Table().with_column('Difference Between Group Averages', differences).hist()
plots.scatter(observed_difference, 0, color='red', s=30)
plots.title('Prediction Under the Null Hypothesis')
print('Observed Difference:', observed_difference)
print('Empirical P-value:', empirical_P)
Observed Difference: 0.733522727272728
Empirical P-value: 0.003

png

As in previous examples of this test, the bulk of the distribution is centered around 0. Under the null hypothesis, the Patriots’ drops are a random sample of all 15 drops, and therefore so are the Colts’. Therefore the two sets of drops should be about equal on average, and therefore their difference should be around 0.

But the observed value of the test statistic is quite far away from the heart of the distribution. By any reasonable cutoff for what is “small”, the empirical P-value is small. So we end up rejecting the null hypothesis of randomness, and conclude that the Patriots drops were too large to reflect chance variation alone.

The independent investiagtive team analyzed the data in several different ways, taking into account the laws of physics. The final report said,

“[T]he average pressure drop of the Patriots game balls exceeded the average pressure drop of the Colts balls by 0.45 to 1.02 psi, depending on various possible assumptions regarding the gauges used, and assuming an initial pressure of 12.5 psi for the Patriots balls and 13.0 for the Colts balls.”
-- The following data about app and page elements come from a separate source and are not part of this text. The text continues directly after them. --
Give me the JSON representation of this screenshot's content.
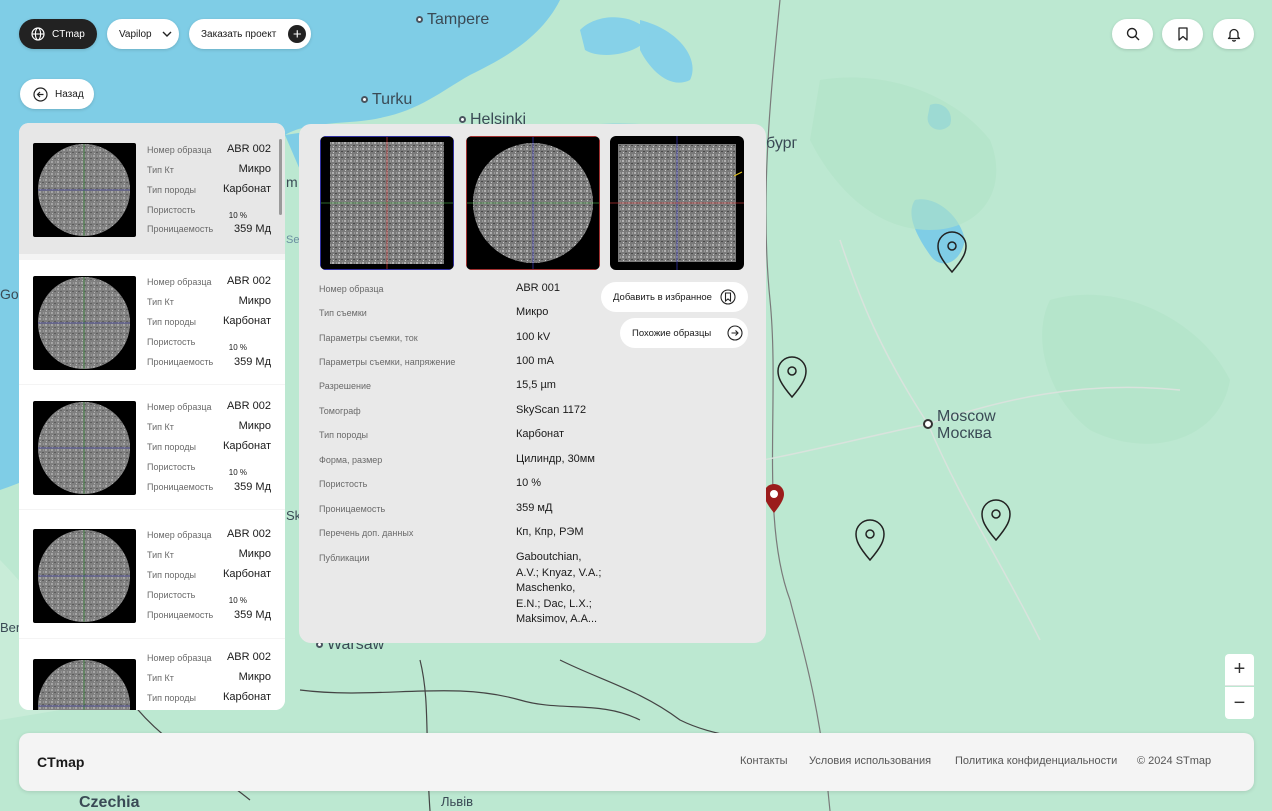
{
  "header": {
    "brand_label": "CTmap",
    "region_label": "Vapilop",
    "order_label": "Заказать проект"
  },
  "back_label": "Назад",
  "map": {
    "labels": [
      "Tampere",
      "Turku",
      "Helsinki",
      "бург",
      "Moscow",
      "Москва",
      "Warsaw",
      "Czechia",
      "Львів",
      "Go",
      "Berl",
      "m",
      "Se",
      "Sk"
    ],
    "zoom_in": "+",
    "zoom_out": "−"
  },
  "sample_list": [
    {
      "id_label": "Номер образца",
      "id": "ABR 002",
      "ct_label": "Тип Кт",
      "ct": "Микро",
      "rock_label": "Тип породы",
      "rock": "Карбонат",
      "porosity_label": "Пористость",
      "porosity": "10 %",
      "perm_label": "Проницаемость",
      "perm": "359 Мд"
    },
    {
      "id_label": "Номер образца",
      "id": "ABR 002",
      "ct_label": "Тип Кт",
      "ct": "Микро",
      "rock_label": "Тип породы",
      "rock": "Карбонат",
      "porosity_label": "Пористость",
      "porosity": "10 %",
      "perm_label": "Проницаемость",
      "perm": "359 Мд"
    },
    {
      "id_label": "Номер образца",
      "id": "ABR 002",
      "ct_label": "Тип Кт",
      "ct": "Микро",
      "rock_label": "Тип породы",
      "rock": "Карбонат",
      "porosity_label": "Пористость",
      "porosity": "10 %",
      "perm_label": "Проницаемость",
      "perm": "359 Мд"
    },
    {
      "id_label": "Номер образца",
      "id": "ABR 002",
      "ct_label": "Тип Кт",
      "ct": "Микро",
      "rock_label": "Тип породы",
      "rock": "Карбонат",
      "porosity_label": "Пористость",
      "porosity": "10 %",
      "perm_label": "Проницаемость",
      "perm": "359 Мд"
    },
    {
      "id_label": "Номер образца",
      "id": "ABR 002",
      "ct_label": "Тип Кт",
      "ct": "Микро",
      "rock_label": "Тип породы",
      "rock": "Карбонат"
    }
  ],
  "detail": {
    "rows": [
      {
        "label": "Номер образца",
        "value": "ABR 001"
      },
      {
        "label": "Тип съемки",
        "value": "Микро"
      },
      {
        "label": "Параметры съемки, ток",
        "value": "100 kV"
      },
      {
        "label": "Параметры съемки, напряжение",
        "value": "100 mA"
      },
      {
        "label": "Разрешение",
        "value": "15,5 µm"
      },
      {
        "label": "Томограф",
        "value": "SkyScan 1172"
      },
      {
        "label": "Тип породы",
        "value": "Карбонат"
      },
      {
        "label": "Форма, размер",
        "value": "Цилиндр, 30мм"
      },
      {
        "label": "Пористость",
        "value": "10 %"
      },
      {
        "label": "Проницаемость",
        "value": "359 мД"
      },
      {
        "label": "Перечень доп. данных",
        "value": "Кп, Кпр, РЭМ"
      },
      {
        "label": "Публикации",
        "value": "Gaboutchian,\nA.V.; Knyaz, V.A.;\nMaschenko,\nE.N.; Dac, L.X.;\nMaksimov, A.A..."
      }
    ],
    "favorite_label": "Добавить в избранное",
    "similar_label": "Похожие образцы"
  },
  "footer": {
    "brand": "CTmap",
    "links": [
      "Контакты",
      "Условия использования",
      "Политика конфиденциальности",
      "© 2024 STmap"
    ]
  },
  "colors": {
    "map_land": "#b9e7cf",
    "map_water": "#7fcde6",
    "dark": "#222222",
    "panel": "#e9e9e9",
    "marker_selected": "#9b1c1c"
  },
  "icons": {
    "brand": "globe-icon",
    "region": "chevron-down-icon",
    "order": "plus-icon",
    "search": "search-icon",
    "bookmark": "bookmark-icon",
    "notifications": "bell-icon",
    "back": "arrow-left-icon",
    "favorite": "bookmark-icon",
    "similar": "arrow-right-icon",
    "map_marker": "location-pin-icon"
  }
}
Investigative report commissioned by the NFL regarding the AFC Championship game on January 18, 2015

Our analysis shows an average pressure drop of about 0.73 psi, which is close to the center of the interval “0.45 to 1.02 psi” and therefore consistent with the official analysis.

Remember that our test of hypotheses does not establish the reason why the difference is not due to chance. Establishing causality is usually more complex than running a test of hypotheses.

But the all-important question in the football world was about causation: the question was whether the excess drop of pressure in the Patriots’ footballs was deliberate. If you are curious about the answer given by the investigators, here is the full report.